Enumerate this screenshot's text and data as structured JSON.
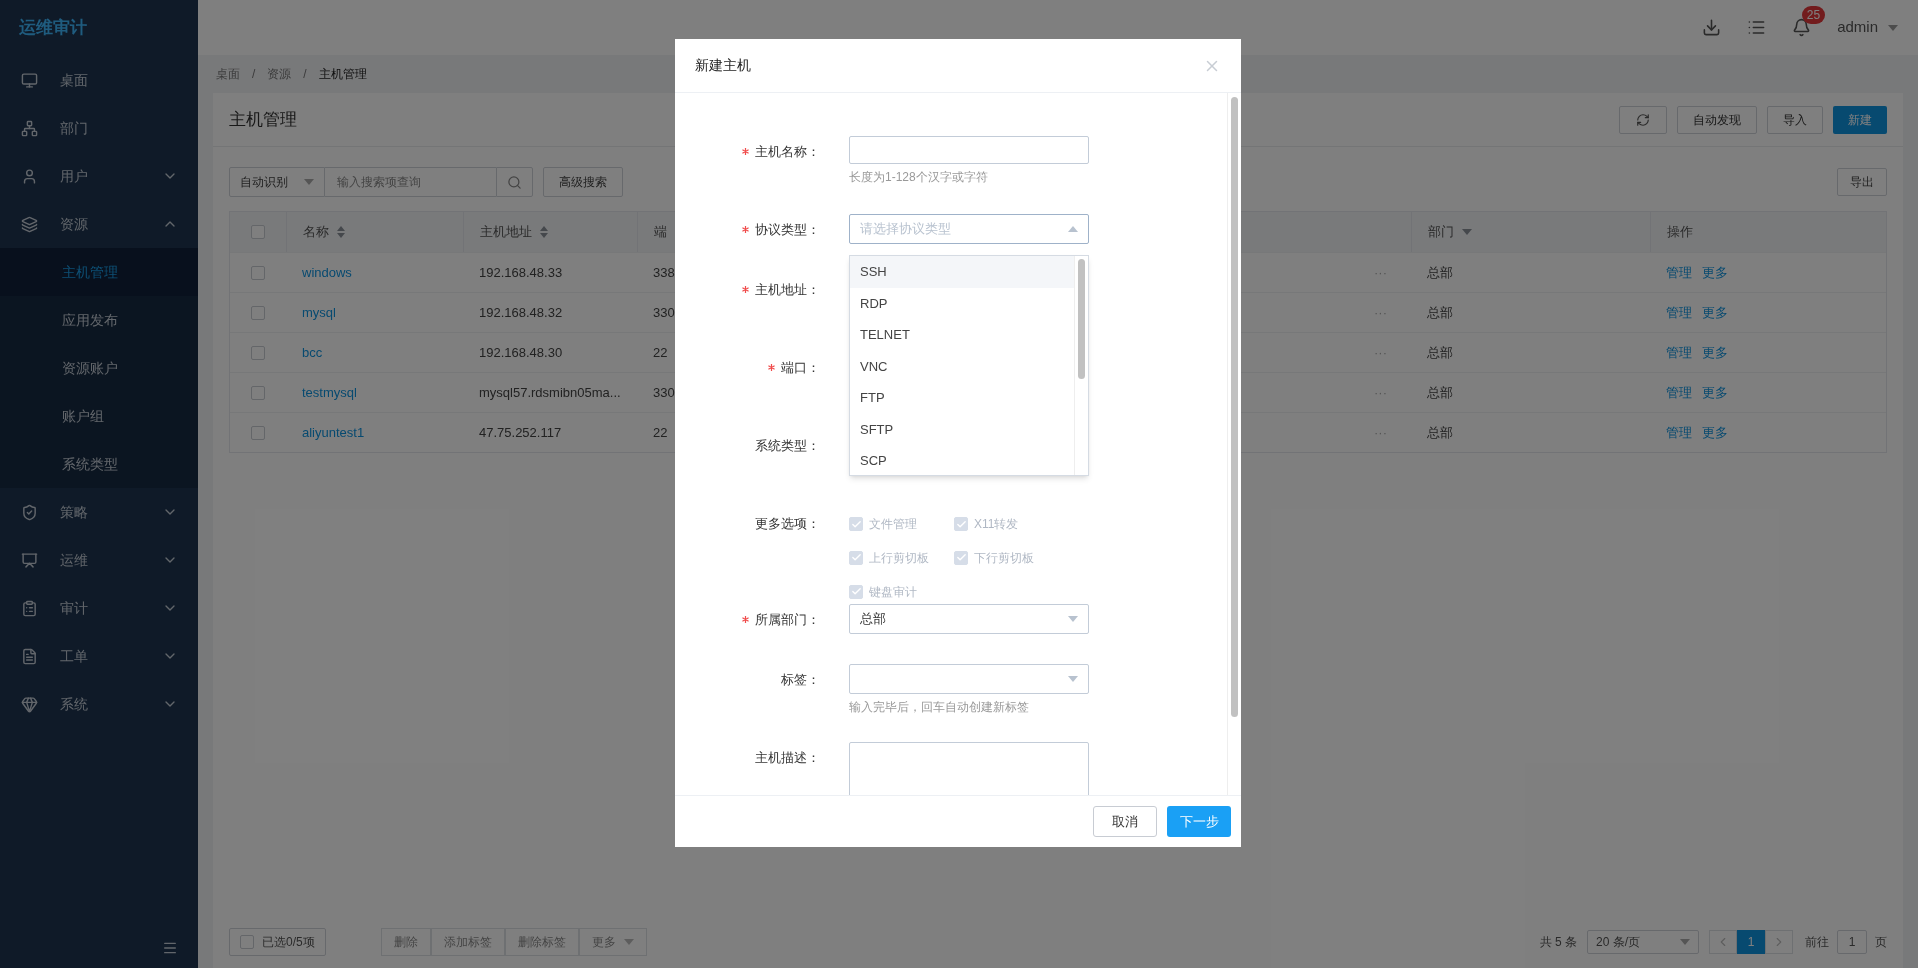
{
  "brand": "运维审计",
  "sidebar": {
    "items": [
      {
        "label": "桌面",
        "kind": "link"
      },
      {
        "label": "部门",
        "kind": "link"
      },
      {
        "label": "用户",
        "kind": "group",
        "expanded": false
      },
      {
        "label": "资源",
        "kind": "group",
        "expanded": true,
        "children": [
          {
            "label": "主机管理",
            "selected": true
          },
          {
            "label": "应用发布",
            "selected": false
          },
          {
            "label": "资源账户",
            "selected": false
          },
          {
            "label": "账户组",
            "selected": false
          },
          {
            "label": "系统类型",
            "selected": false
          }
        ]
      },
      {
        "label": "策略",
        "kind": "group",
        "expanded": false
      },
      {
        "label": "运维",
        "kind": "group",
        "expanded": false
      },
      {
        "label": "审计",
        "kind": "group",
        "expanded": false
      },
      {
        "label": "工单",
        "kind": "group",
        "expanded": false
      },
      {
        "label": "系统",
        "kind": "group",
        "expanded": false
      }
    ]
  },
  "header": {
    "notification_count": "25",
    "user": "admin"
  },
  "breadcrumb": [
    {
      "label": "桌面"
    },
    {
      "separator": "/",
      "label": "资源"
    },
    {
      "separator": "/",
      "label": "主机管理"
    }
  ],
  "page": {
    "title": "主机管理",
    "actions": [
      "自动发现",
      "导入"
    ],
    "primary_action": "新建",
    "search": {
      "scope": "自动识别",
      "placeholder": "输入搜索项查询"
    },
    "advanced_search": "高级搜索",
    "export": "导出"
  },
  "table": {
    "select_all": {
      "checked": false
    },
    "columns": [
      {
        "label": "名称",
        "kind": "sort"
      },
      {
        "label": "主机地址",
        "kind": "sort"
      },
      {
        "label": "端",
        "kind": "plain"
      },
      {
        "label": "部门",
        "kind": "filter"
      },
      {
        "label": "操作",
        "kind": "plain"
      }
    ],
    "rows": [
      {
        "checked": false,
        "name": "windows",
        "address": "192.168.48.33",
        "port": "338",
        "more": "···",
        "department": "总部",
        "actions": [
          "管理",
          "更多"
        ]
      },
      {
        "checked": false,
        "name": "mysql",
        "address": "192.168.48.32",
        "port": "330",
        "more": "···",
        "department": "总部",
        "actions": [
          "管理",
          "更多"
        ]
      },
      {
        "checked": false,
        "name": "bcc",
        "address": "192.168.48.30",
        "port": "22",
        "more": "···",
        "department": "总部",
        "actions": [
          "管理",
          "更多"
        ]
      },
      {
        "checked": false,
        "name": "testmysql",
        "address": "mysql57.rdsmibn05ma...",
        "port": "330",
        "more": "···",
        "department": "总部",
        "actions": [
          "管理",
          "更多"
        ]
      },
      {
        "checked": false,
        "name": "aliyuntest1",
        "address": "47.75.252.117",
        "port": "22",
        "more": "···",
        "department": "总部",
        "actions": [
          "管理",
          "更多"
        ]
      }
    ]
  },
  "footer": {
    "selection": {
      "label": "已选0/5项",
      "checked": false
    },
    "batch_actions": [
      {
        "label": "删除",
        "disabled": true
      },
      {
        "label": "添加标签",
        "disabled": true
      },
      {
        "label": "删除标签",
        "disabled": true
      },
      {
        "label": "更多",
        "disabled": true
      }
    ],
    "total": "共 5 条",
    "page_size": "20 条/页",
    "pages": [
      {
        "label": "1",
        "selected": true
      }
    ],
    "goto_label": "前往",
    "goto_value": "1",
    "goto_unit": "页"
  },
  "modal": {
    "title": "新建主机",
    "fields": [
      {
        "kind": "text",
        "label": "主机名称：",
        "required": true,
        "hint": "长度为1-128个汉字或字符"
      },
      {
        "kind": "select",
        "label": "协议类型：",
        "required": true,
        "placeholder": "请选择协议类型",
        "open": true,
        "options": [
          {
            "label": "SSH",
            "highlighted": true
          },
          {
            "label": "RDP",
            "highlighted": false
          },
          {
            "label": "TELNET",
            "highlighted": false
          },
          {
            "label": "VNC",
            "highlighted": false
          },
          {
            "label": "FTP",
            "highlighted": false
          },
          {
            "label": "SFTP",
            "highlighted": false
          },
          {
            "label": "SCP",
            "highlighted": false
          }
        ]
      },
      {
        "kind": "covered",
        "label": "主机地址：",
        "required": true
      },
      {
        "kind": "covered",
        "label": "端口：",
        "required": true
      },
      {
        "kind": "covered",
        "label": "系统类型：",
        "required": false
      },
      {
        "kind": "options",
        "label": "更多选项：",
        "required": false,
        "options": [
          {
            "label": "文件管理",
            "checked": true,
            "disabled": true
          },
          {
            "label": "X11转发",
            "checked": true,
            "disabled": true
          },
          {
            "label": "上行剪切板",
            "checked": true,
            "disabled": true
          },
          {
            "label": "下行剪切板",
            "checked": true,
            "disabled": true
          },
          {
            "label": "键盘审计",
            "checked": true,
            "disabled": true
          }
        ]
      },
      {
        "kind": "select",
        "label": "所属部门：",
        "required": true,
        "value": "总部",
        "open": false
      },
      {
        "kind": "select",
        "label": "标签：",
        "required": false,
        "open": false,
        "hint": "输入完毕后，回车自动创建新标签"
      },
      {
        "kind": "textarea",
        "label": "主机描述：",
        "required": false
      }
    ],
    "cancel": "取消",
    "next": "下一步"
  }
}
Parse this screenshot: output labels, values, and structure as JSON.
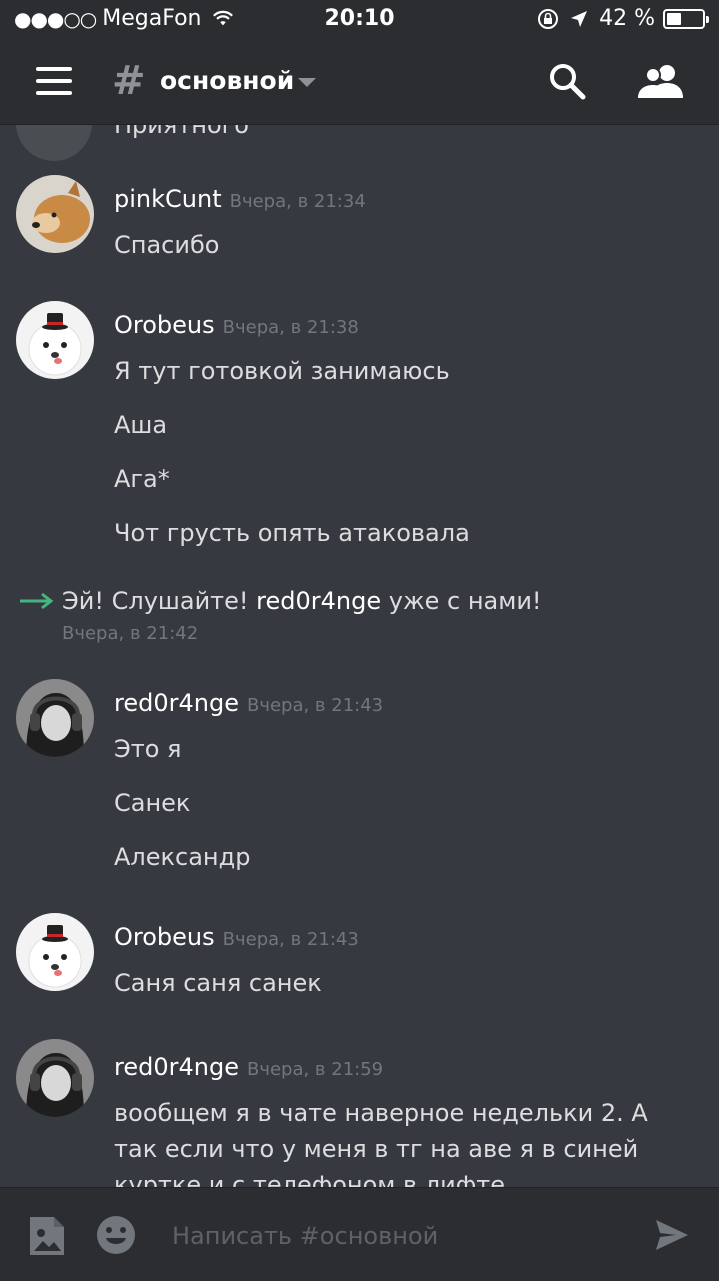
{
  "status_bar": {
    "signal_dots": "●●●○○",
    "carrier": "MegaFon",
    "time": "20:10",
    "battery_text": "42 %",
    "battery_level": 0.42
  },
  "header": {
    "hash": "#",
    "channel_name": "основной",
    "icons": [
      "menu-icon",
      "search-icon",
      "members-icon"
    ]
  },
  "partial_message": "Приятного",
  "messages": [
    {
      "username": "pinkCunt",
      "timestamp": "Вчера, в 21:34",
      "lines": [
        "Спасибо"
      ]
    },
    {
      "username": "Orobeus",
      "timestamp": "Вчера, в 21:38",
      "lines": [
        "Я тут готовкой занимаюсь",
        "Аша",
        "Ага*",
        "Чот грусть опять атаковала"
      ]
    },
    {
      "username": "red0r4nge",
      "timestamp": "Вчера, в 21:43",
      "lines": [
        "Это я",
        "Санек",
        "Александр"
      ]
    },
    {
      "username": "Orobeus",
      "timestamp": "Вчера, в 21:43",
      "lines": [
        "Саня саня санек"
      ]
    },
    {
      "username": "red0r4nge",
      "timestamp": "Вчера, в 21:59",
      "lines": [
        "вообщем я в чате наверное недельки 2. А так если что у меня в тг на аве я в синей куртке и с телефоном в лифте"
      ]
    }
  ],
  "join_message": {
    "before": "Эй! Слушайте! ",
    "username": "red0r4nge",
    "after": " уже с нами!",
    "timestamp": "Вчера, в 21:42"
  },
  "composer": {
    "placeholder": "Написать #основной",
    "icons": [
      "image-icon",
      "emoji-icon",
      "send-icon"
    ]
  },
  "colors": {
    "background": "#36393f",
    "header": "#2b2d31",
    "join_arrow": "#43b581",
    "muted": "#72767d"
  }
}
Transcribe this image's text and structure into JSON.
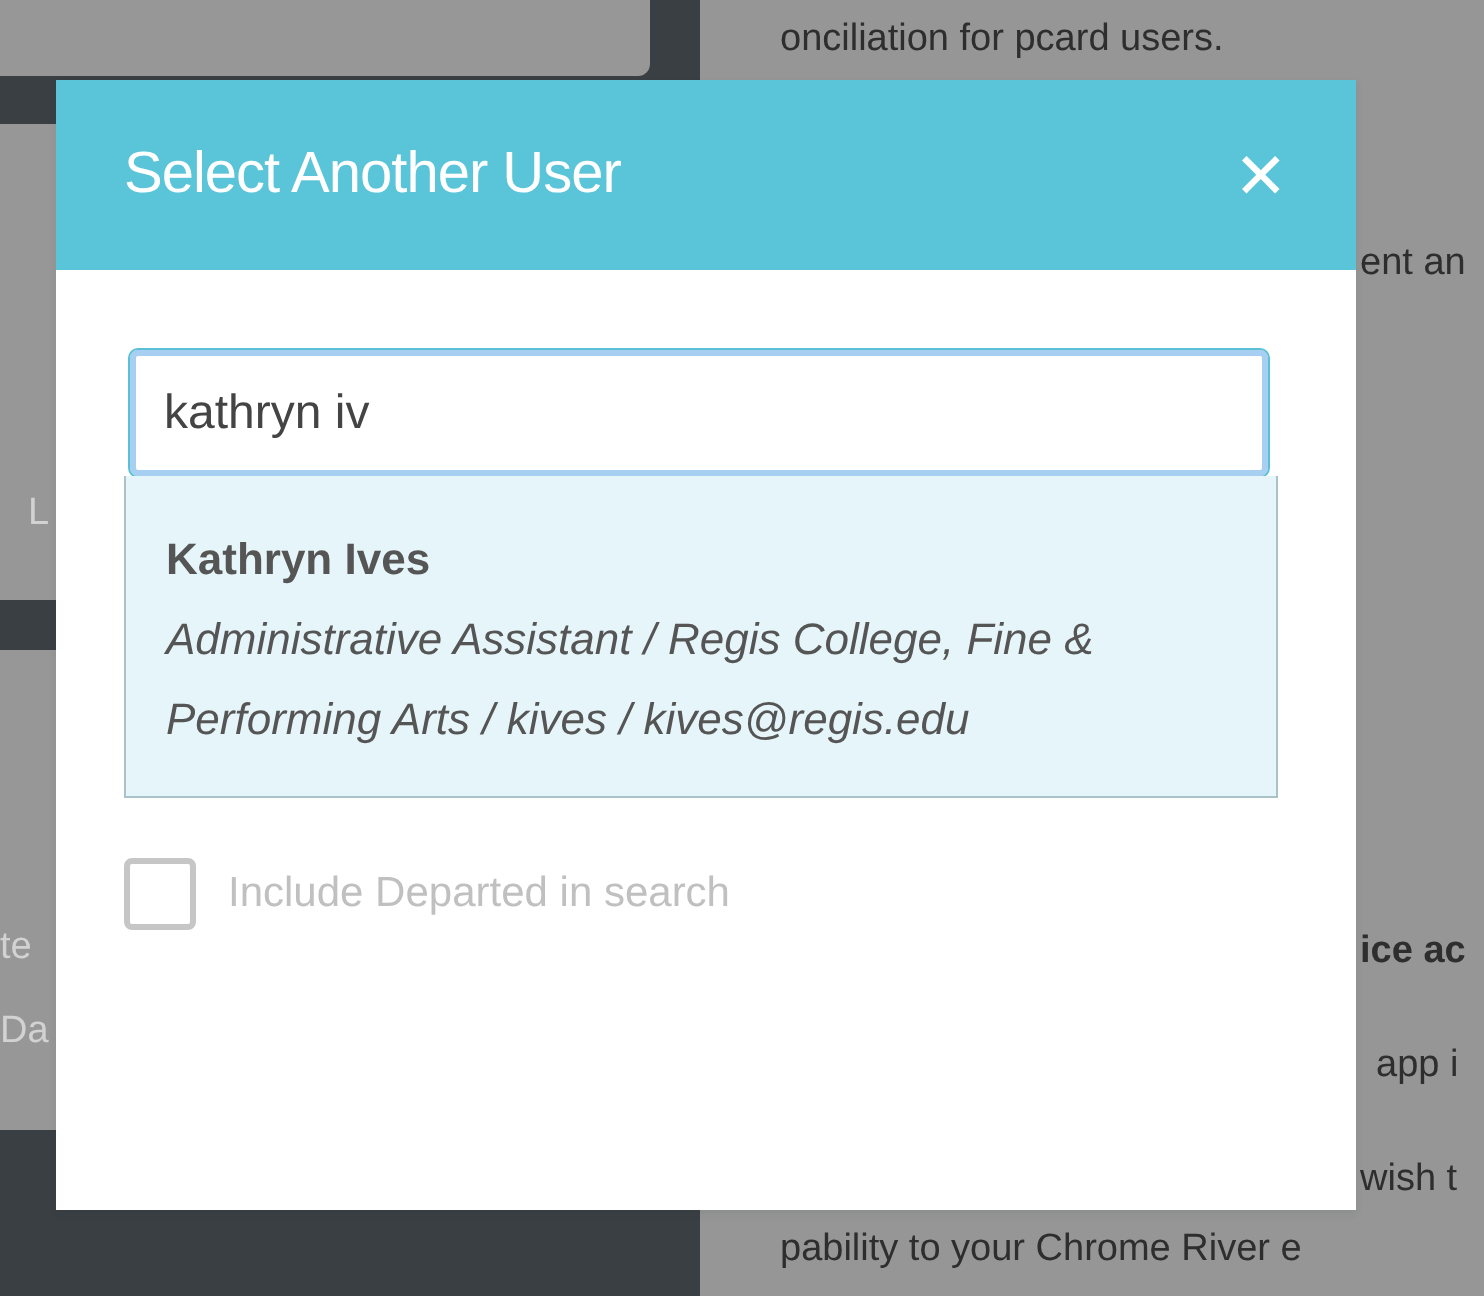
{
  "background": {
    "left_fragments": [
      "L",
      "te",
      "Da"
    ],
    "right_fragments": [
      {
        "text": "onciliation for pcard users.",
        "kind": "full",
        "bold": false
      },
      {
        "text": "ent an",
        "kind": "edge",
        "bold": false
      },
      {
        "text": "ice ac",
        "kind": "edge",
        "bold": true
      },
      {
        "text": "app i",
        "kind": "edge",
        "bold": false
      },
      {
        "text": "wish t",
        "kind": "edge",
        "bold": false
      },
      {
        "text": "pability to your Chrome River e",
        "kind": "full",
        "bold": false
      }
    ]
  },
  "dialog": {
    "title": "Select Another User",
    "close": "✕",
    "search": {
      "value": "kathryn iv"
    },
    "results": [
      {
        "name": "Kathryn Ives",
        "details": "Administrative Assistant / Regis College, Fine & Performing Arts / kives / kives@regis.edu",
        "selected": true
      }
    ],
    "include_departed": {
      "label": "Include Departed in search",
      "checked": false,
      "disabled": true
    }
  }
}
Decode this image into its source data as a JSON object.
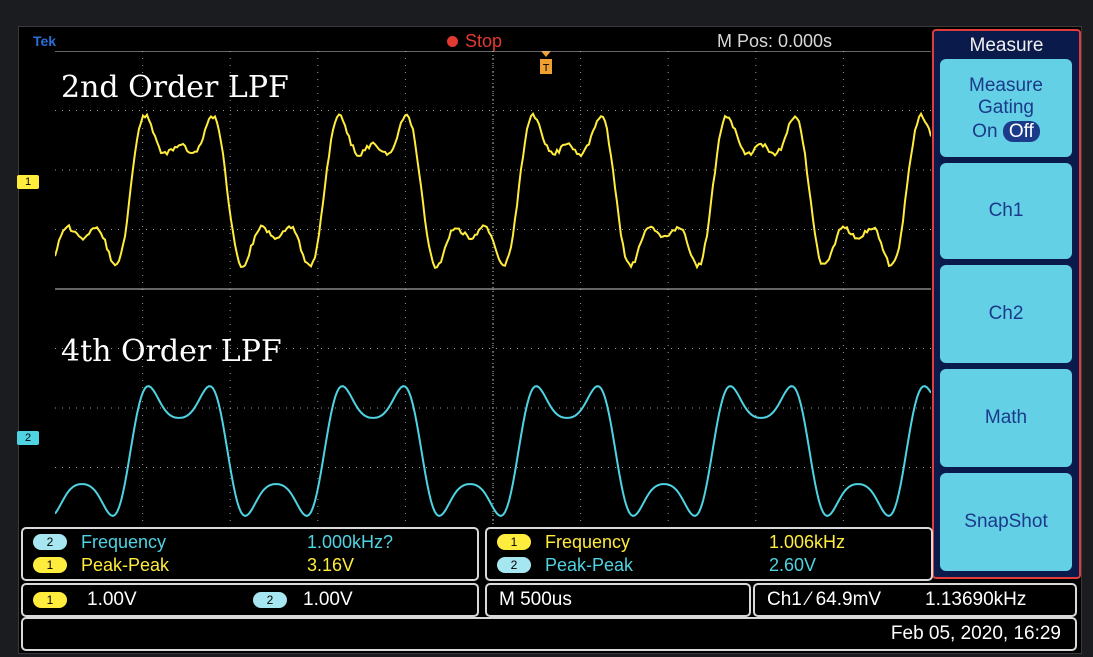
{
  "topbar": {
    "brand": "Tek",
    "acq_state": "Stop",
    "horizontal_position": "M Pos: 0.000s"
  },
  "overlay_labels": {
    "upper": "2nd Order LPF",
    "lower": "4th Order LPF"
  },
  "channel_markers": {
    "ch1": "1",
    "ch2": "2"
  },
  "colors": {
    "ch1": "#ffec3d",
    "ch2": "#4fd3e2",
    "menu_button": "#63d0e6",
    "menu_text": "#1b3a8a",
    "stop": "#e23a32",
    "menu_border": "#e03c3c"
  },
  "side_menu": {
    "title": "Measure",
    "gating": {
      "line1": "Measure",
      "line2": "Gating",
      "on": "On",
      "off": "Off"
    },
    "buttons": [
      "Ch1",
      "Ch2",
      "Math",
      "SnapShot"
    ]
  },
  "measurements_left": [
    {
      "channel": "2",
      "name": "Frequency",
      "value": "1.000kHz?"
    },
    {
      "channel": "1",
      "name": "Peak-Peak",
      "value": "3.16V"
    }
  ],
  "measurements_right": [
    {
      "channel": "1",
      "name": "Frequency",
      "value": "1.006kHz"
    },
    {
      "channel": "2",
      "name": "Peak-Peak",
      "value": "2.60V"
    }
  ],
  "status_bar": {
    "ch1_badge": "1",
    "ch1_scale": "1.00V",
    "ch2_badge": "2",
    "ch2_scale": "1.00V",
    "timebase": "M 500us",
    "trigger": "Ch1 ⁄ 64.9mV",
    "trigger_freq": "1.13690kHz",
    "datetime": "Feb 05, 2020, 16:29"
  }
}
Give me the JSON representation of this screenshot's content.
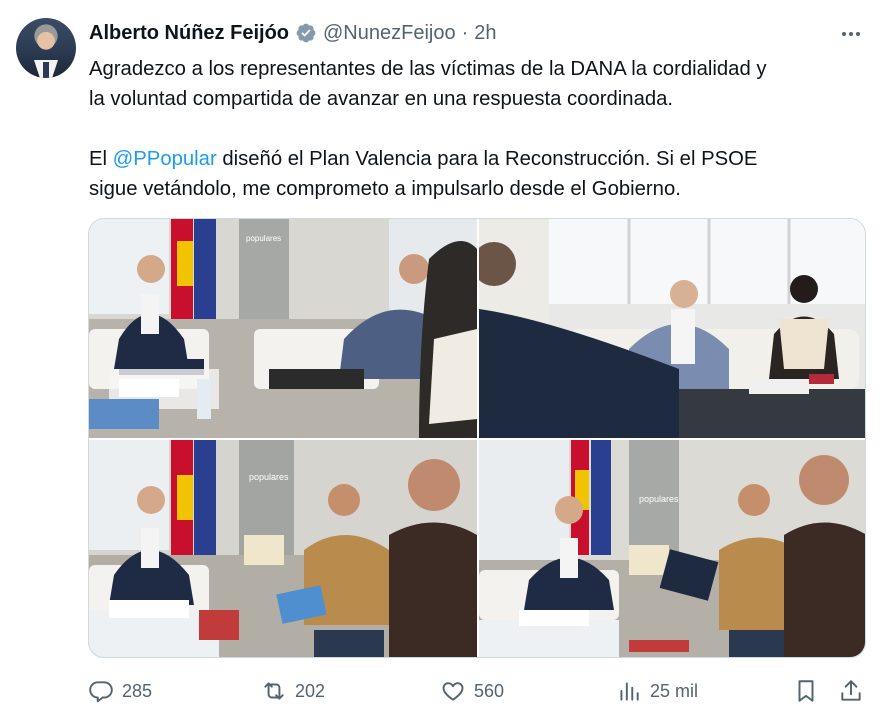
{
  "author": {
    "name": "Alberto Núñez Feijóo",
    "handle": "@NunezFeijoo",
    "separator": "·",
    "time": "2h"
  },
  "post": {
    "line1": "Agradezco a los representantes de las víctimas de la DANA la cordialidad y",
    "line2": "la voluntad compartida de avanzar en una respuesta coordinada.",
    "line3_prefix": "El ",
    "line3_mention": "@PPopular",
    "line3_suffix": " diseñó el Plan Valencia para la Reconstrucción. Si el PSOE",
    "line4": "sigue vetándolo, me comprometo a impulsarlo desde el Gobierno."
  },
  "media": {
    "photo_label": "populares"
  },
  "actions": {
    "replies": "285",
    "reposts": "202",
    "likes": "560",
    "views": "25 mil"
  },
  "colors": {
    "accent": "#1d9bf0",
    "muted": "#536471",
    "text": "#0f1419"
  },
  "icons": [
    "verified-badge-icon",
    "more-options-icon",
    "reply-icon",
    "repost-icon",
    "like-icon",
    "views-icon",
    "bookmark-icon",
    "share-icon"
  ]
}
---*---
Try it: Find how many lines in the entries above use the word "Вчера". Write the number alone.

Output for this exercise: 6